(EXCERPTED DATA begins)

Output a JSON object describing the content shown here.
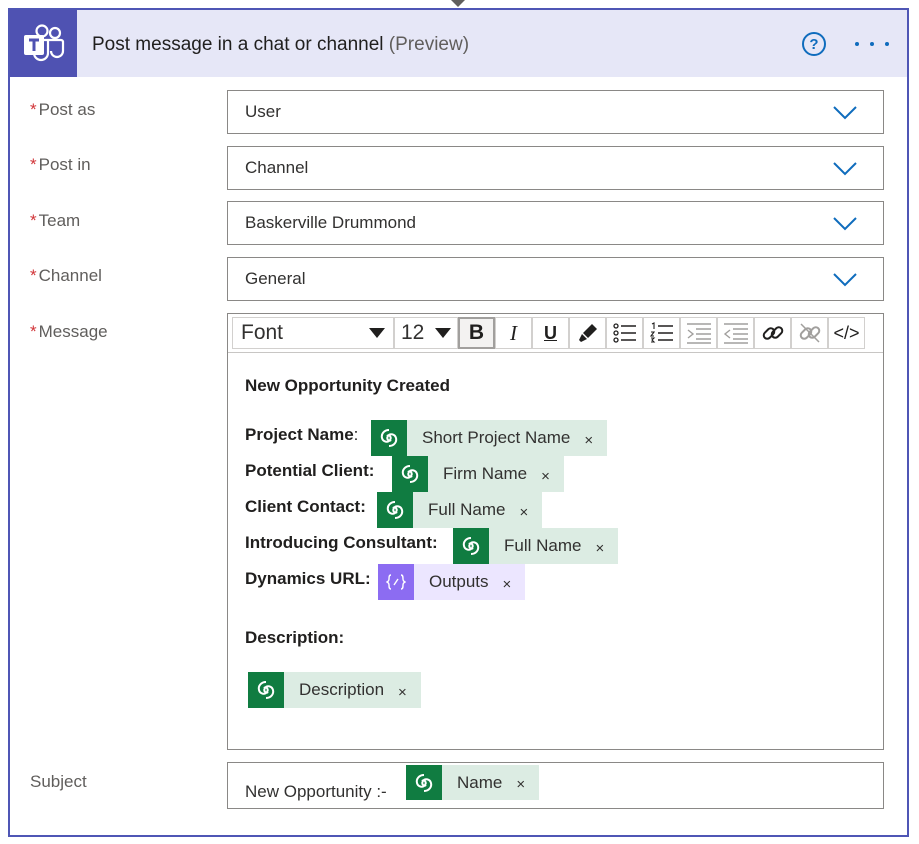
{
  "header": {
    "title": "Post message in a chat or channel",
    "preview": "(Preview)",
    "help_symbol": "?",
    "app_icon": "teams-icon",
    "accent_color": "#4f52b2"
  },
  "fields": {
    "post_as": {
      "label": "Post as",
      "required": "*",
      "value": "User"
    },
    "post_in": {
      "label": "Post in",
      "required": "*",
      "value": "Channel"
    },
    "team": {
      "label": "Team",
      "required": "*",
      "value": "Baskerville Drummond"
    },
    "channel": {
      "label": "Channel",
      "required": "*",
      "value": "General"
    },
    "message": {
      "label": "Message",
      "required": "*"
    },
    "subject": {
      "label": "Subject",
      "prefix": "New Opportunity :-"
    }
  },
  "toolbar": {
    "font": "Font",
    "size": "12",
    "bold": "B",
    "italic": "I",
    "underline": "U",
    "code": "</>"
  },
  "message_body": {
    "heading": "New Opportunity Created",
    "project_name_label": "Project Name",
    "project_name_colon": ":",
    "potential_client_label": "Potential Client:",
    "client_contact_label": "Client Contact:",
    "introducing_consultant_label": "Introducing Consultant:",
    "dynamics_url_label": "Dynamics URL:",
    "description_label": "Description:"
  },
  "tokens": {
    "short_project_name": "Short Project Name",
    "firm_name": "Firm Name",
    "client_full_name": "Full Name",
    "consultant_full_name": "Full Name",
    "outputs": "Outputs",
    "description": "Description",
    "subject_name": "Name",
    "close_glyph": "×",
    "dataverse_color": "#107c41",
    "expression_color": "#8c6cf2"
  }
}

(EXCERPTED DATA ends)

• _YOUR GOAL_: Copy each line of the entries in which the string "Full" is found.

• _FINISHED TASK_:
    "client_full_name": "Full Name",
    "consultant_full_name": "Full Name",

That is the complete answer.